West Coast, Yemen, 12 December 2023 – “I bought milk one day, but I didn’t know it was expired until I drank it,” recounts Eqleem, a resident of Al Khukhah district, who could not read nor write until recently.
Growing up in a rural area meant that Eqleem and other girls in her village missed out on the chance to learn to read or write. Previously displaced from Hays, Al Hodeidah, Eqleem’s illiteracy often came in the way of her daily responsibilities as a housewife, preventing her from deciphering ingredients and expiration dates on food items.
After nine years of conflict, an estimated 4.5 million Yemeni nationals are internally displaced. Approximately 21.6 million people are estimated to need humanitarian assistance and protection services across the country.
The collapse of Yemen’s economy has drastically increased the population’s level of vulnerability, with more than 80 per cent of Yemenis now living below the poverty line. The crisis has taken a toll on the education system as well, with thousands of schools teetering on the brink, either destroyed, partially damaged, or repurposed for non-educational purposes.
“In this village, we don’t have any schools or teachers, so a significant portion of the population is illiterate,” explains Wafa’a, a community mobilizer with the International Organization for Migration (IOM) at the community centre in Al Khukhah.
“Women want to teach their children how to read and write, but they are unable to.”

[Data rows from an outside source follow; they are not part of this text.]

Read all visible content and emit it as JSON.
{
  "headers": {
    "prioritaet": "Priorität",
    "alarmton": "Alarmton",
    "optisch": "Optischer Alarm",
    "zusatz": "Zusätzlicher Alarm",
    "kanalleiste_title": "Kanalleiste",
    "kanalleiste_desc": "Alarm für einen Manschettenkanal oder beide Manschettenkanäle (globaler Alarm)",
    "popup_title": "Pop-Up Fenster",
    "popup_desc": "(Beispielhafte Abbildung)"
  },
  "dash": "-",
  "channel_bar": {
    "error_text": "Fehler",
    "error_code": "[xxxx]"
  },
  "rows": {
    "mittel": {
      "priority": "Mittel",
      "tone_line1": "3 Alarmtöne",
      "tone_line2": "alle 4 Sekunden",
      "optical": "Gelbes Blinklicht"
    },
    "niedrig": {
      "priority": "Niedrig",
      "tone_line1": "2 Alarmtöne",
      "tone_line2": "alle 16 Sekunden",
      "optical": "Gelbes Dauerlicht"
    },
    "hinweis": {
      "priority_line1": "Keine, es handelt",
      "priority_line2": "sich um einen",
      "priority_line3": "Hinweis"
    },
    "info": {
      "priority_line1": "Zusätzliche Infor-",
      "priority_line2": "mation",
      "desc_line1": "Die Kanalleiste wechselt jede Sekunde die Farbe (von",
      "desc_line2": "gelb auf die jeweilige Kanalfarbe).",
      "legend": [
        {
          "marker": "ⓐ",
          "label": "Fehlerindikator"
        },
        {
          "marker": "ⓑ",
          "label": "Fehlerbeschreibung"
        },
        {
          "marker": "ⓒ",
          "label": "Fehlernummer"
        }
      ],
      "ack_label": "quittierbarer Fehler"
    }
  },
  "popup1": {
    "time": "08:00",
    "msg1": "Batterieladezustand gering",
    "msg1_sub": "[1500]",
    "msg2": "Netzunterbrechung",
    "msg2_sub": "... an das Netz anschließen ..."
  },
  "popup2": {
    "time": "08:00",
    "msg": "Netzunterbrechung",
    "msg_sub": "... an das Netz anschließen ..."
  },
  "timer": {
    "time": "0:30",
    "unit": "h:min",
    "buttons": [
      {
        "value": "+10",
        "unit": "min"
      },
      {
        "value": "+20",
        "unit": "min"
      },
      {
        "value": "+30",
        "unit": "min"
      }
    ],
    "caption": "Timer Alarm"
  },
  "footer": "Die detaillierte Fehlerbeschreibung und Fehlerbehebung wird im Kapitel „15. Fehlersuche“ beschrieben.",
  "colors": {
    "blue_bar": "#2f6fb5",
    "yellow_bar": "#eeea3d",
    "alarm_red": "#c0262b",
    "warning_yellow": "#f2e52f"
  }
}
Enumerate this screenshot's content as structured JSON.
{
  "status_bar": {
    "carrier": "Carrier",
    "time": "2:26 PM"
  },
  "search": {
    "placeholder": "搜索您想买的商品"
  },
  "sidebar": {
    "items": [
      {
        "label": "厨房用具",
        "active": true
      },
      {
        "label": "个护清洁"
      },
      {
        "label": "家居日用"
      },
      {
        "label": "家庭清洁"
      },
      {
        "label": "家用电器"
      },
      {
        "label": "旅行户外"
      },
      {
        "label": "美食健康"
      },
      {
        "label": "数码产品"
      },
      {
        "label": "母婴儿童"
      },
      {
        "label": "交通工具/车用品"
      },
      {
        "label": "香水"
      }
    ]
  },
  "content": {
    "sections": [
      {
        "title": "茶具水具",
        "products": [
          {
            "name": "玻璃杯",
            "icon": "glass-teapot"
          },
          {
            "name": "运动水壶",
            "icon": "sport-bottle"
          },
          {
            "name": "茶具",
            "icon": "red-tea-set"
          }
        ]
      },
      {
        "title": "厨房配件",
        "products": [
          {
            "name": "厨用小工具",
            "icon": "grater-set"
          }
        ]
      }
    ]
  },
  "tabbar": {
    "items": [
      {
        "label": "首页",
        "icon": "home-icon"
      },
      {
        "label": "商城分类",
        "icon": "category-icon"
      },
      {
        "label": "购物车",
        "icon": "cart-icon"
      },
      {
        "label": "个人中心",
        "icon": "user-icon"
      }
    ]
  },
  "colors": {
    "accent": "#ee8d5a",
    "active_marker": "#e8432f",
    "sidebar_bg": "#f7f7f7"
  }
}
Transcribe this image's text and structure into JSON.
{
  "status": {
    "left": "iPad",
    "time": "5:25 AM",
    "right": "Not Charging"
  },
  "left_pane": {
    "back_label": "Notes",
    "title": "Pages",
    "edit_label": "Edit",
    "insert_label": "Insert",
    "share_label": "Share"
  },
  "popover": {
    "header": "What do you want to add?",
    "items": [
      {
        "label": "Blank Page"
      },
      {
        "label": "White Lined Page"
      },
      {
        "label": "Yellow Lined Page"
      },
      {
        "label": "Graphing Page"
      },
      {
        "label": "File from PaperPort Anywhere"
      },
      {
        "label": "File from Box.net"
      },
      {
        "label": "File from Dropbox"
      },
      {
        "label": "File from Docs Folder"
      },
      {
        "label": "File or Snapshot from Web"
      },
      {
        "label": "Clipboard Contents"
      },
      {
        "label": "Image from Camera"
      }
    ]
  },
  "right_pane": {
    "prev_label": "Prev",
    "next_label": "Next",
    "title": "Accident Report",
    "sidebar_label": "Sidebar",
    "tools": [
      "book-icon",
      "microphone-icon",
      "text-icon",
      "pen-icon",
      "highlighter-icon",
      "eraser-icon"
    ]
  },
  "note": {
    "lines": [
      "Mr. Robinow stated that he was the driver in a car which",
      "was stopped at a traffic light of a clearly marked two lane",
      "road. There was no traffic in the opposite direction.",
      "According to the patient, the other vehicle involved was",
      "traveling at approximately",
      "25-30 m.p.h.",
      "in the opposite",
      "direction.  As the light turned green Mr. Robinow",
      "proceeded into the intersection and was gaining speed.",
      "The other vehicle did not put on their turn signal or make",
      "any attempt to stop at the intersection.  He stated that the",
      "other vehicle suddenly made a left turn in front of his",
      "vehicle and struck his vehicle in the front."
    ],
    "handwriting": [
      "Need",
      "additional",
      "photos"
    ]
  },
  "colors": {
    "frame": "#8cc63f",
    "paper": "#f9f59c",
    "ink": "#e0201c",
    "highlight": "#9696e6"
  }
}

Responding to this critical need, IOM recently launched literacy classes in five displacement sites in Ta’iz, reaching 150 women, as the demand continues to rise. To enhance their educational experience, IOM supplied them with school bags, notebooks, pens, and books, along with establishing study areas and mobilizing volunteer teachers from the community.
When volunteer teacher Sameera first arrived in Al Khukhah, she was surprised to find that many of the youth in the village were illiterate. She quickly learned that many girls had dropped out of school by second grade, robbing them of the chance to acquire literacy skills.
According to Sameera, girls in rural areas are often withdrawn from co-educational schools at an early stage due to conservative cultural norms. Despite these challenges, Sameera spared no efforts in teaching the women, and her dedication paid off.
Since joining the classes at the community centre in Al Khukhah, Eqleem feels more confident using her mobile phone and buying groceries from the market. “The women are now able to write their names for the very first time and even teach their children and husbands the alphabet,” Sameera explains.
IOM’s community centre in Al Khukhah was originally created as a platform for displaced people to voice their concerns and needs. Additionally, it serves as a safe place for women across 13 IOM-managed displacement camps in southern Ta’iz to express themselves.
The women’s participation projects were launched as a gateway for women to actively engage in camp activities. By encouraging women to contribute with various suggestions, IOM fosters interaction and shares information. In this collaborative process, women can not only enhance their participation in camp activities but also acquire valuable skills that contribute to their personal growth.
Displaced herself, Wafa’a found a job as an IOM community mobilizer upon her arrival in Al Khukhah, where her current role involves addressing complaints and organizing community activities. Together with her colleagues, she actively engages with displaced women in the community to address various issues and explore ways to improve their living conditions.
The UN estimates that three-quarters of the 4.5 million displaced people in Yemen are women and children, where around 26 per cent of displaced households are headed by women.
“Displaced people in this region live in very poor conditions, struggling to find ways to earn a living,” Wafa’a explains. “Many go through entire days without earning anything; some women may work for a full day on the farm for only USD 2.50.”
Every morning, Nawal’s husband, now unemployed, ventures with his sons in search of work, typically cultivating crops for daily wages. More often than not, they return with modest earnings, barely enough to sustain the day’s meals; at times, they go home empty-handed.
“We used to have a very comfortable life, relying on camels for sustenance, and our husbands had a steady source of income,” explains Nawal, a mother of seven. “However, after our displacement, we had no means to provide for ourselves anymore.”
The centre in Al Khukhah actively promotes the well-being of displaced families by organizing skill-building activities for women, such as sewing, hairdressing, henna tattooing, and straw weaving. At the centre, Nawal learned to make baskets, mats, hats, and bread containers that she now sells at the local market, driven by the ready availability of straw and a substantial demand for its products.
Having acquired this skill, Nawal now plays a pivotal role in sharing her knowledge with other displaced women. This ripple effect not only fosters a sense of community among internally displaced people but also equips more women with the means to generate income, contributing to a brighter future for both individual families and the broader community.
“Given that most women here are responsible for their households, our goal is to give them the tools to feel empowered, enabling them to provide for their families and play a vital role in their community,” explains Wafa’a.
The community centre in the city of Al Khukhah is funded by EU Humanitarian Aid, in the frame of IOM’s camp coordination and camp management activities.
This story was written by Mennatallah Homaid, Senior Donor Visibility and Communications Assistant with IOM Yemen.